  20. 2 points
    I have made some progress on the build over the last week or so. Rebuilt the loader's ladder.Made a lot of progress on rebuilding the log bed. It was not "heavy" enough.Swapped the 65K rear suspension for a 55K set-up.It's funny how some parts look much larger/thicker in the images than they are. Photography is obviously not my thing...
  21. 2 points
    I had to backtrack some of the build. I have reworked the drive gear main boom and upper boom support, and added the outer boom, cylinders and a few other odds and ends. Progress has been slow as I am learning as I build and it needs a little putty and sanding but I am pretty happy thus far. Note: not sure if the part names are correct, not an expert...
  22. 2 points
    lowered the front and rear. Scratched built the stack rack and moved the left tank forward. She's coming along slowly but getting there.
  23. 2 points
    Two trucks I built some years back, right after each other. A Revell of Germany Peterbilt 359, pretty much box stock except for the engine, I spooned in the CAT 3406 from a SnapTite kit. The Kenworth W-900A is built box stock.

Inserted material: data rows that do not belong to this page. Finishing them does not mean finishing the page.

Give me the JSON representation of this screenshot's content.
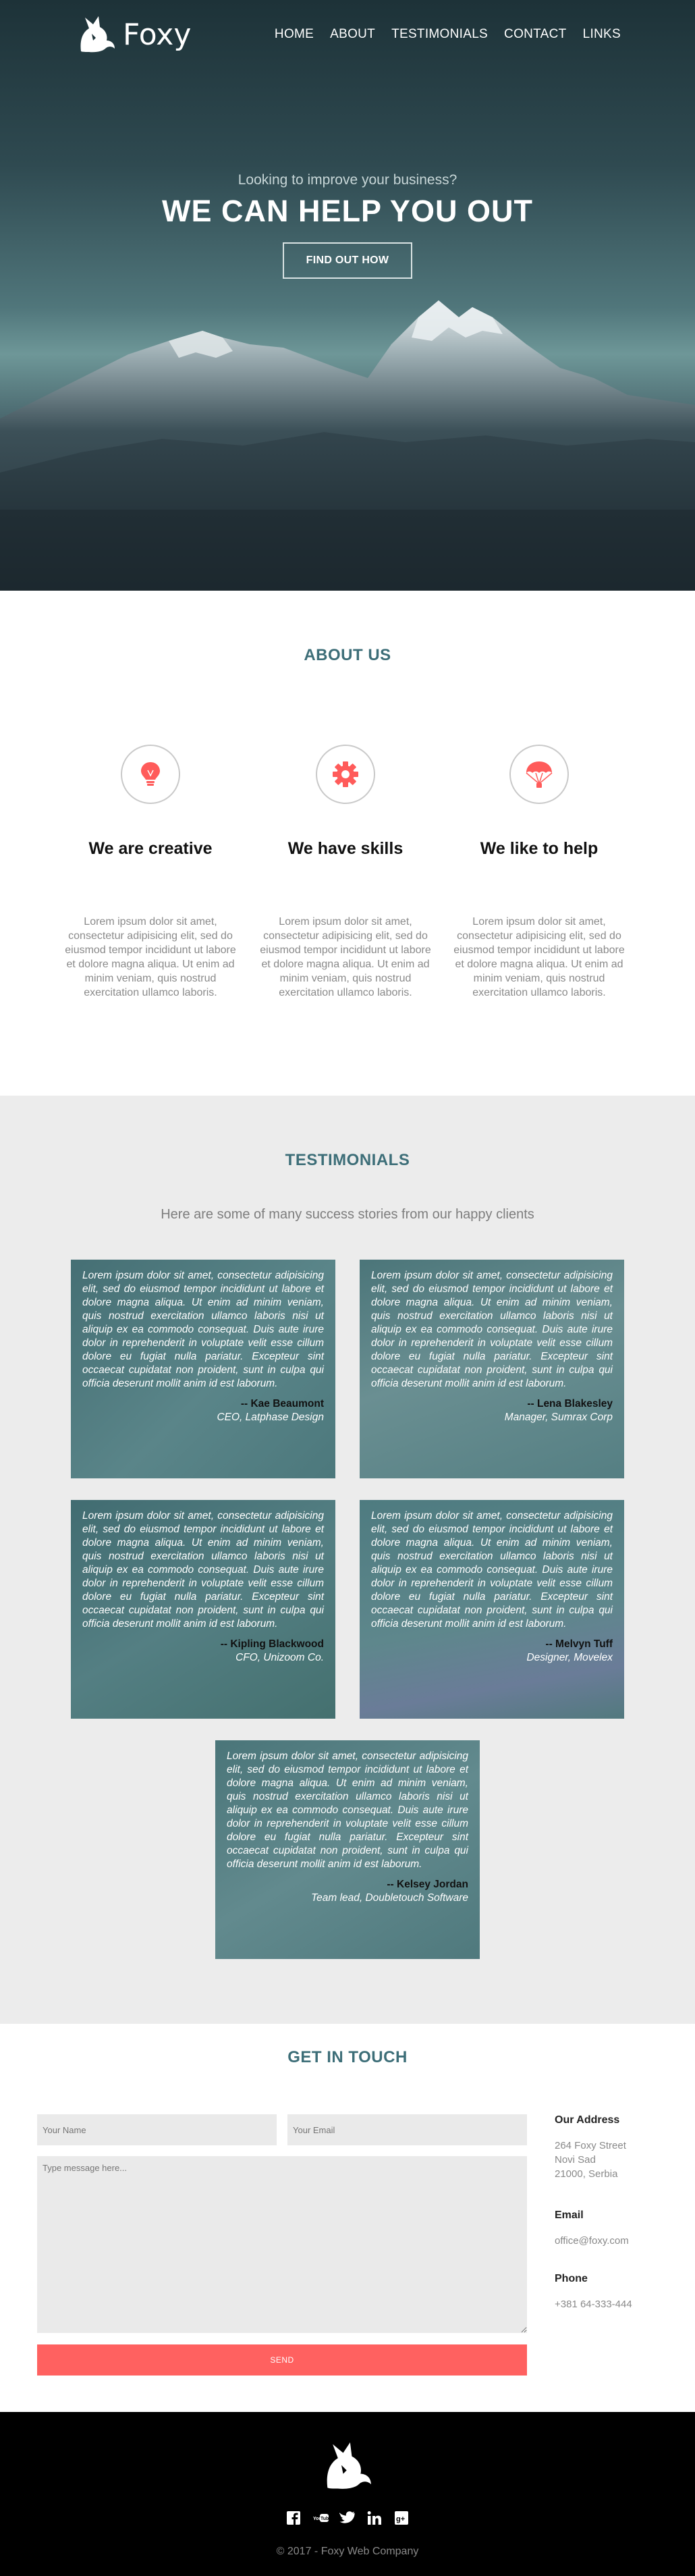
{
  "brand": {
    "name": "Foxy"
  },
  "nav": {
    "items": [
      "HOME",
      "ABOUT",
      "TESTIMONIALS",
      "CONTACT",
      "LINKS"
    ]
  },
  "hero": {
    "subtitle": "Looking to improve your business?",
    "title": "WE CAN HELP YOU OUT",
    "button": "FIND OUT HOW"
  },
  "about": {
    "title": "ABOUT US",
    "features": [
      {
        "icon": "lightbulb-icon",
        "title": "We are creative",
        "text": "Lorem ipsum dolor sit amet, consectetur adipisicing elit, sed do eiusmod tempor incididunt ut labore et dolore magna aliqua. Ut enim ad minim veniam, quis nostrud exercitation ullamco laboris."
      },
      {
        "icon": "gear-icon",
        "title": "We have skills",
        "text": "Lorem ipsum dolor sit amet, consectetur adipisicing elit, sed do eiusmod tempor incididunt ut labore et dolore magna aliqua. Ut enim ad minim veniam, quis nostrud exercitation ullamco laboris."
      },
      {
        "icon": "parachute-icon",
        "title": "We like to help",
        "text": "Lorem ipsum dolor sit amet, consectetur adipisicing elit, sed do eiusmod tempor incididunt ut labore et dolore magna aliqua. Ut enim ad minim veniam, quis nostrud exercitation ullamco laboris."
      }
    ],
    "icon_color": "#ff5b5a"
  },
  "testimonials": {
    "title": "TESTIMONIALS",
    "subtitle": "Here are some of many success stories from our happy clients",
    "quote": "Lorem ipsum dolor sit amet, consectetur adipisicing elit, sed do eiusmod tempor incididunt ut labore et dolore magna aliqua. Ut enim ad minim veniam, quis nostrud exercitation ullamco laboris nisi ut aliquip ex ea commodo consequat. Duis aute irure dolor in reprehenderit in voluptate velit esse cillum dolore eu fugiat nulla pariatur. Excepteur sint occaecat cupidatat non proident, sunt in culpa qui officia deserunt mollit anim id est laborum.",
    "items": [
      {
        "name": "-- Kae Beaumont",
        "role": "CEO, Latphase Design"
      },
      {
        "name": "-- Lena Blakesley",
        "role": "Manager, Sumrax Corp"
      },
      {
        "name": "-- Kipling Blackwood",
        "role": "CFO, Unizoom Co."
      },
      {
        "name": "-- Melvyn Tuff",
        "role": "Designer, Movelex"
      },
      {
        "name": "-- Kelsey Jordan",
        "role": "Team lead, Doubletouch Software"
      }
    ],
    "card_color": "#4f7c80"
  },
  "contact": {
    "title": "GET IN TOUCH",
    "name_placeholder": "Your Name",
    "email_placeholder": "Your Email",
    "message_placeholder": "Type message here...",
    "send": "SEND",
    "address_heading": "Our Address",
    "address_lines": [
      "264 Foxy Street",
      "Novi Sad",
      "21000, Serbia"
    ],
    "email_heading": "Email",
    "email": "office@foxy.com",
    "phone_heading": "Phone",
    "phone": "+381 64-333-444",
    "accent": "#ff6160"
  },
  "footer": {
    "socials": [
      "facebook-icon",
      "youtube-icon",
      "twitter-icon",
      "linkedin-icon",
      "google-plus-icon"
    ],
    "copyright": "© 2017 - Foxy Web Company"
  }
}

On the Pete I painted the "Seminole" livery myself, pulled a little trick by extending the paint job over the radiator crown, making the hood look longer. With the company decals and the custom license plates, the trucks look related although they're pretty different.
  24. 2 points

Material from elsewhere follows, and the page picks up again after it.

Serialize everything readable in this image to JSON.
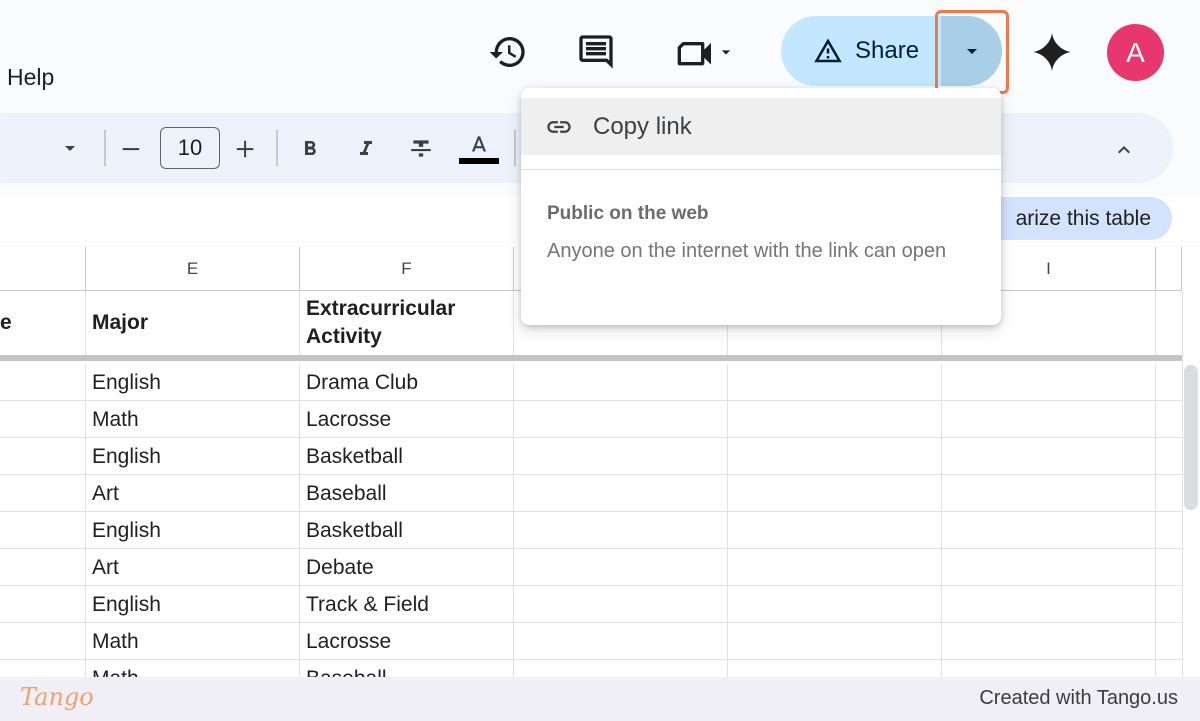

    The Original Super Glue (two in a package for a buck at Dollar General), usually the thin stuff (red cap) but occasionally I'll use the gel (green cap). I use good old white craft glue for things like clear lenses. I also live dangerously sometimes and use it on clear parts, if the glue surface isn't exposed, in which case I'll revert to the white glue. Yes, cyanoacrylate glue can "fog" clear and chrome parts, but usually a quick swipe or two with a polishing cloth or a thin, brushed on coat of Pledge Future floor polish (or whatever clear you prefer to use) will do away with that. I used to use two-part epoxy but never liked it- just too messy for me.
  25. 2 points
    Very nice. I dig the Canadian spread look.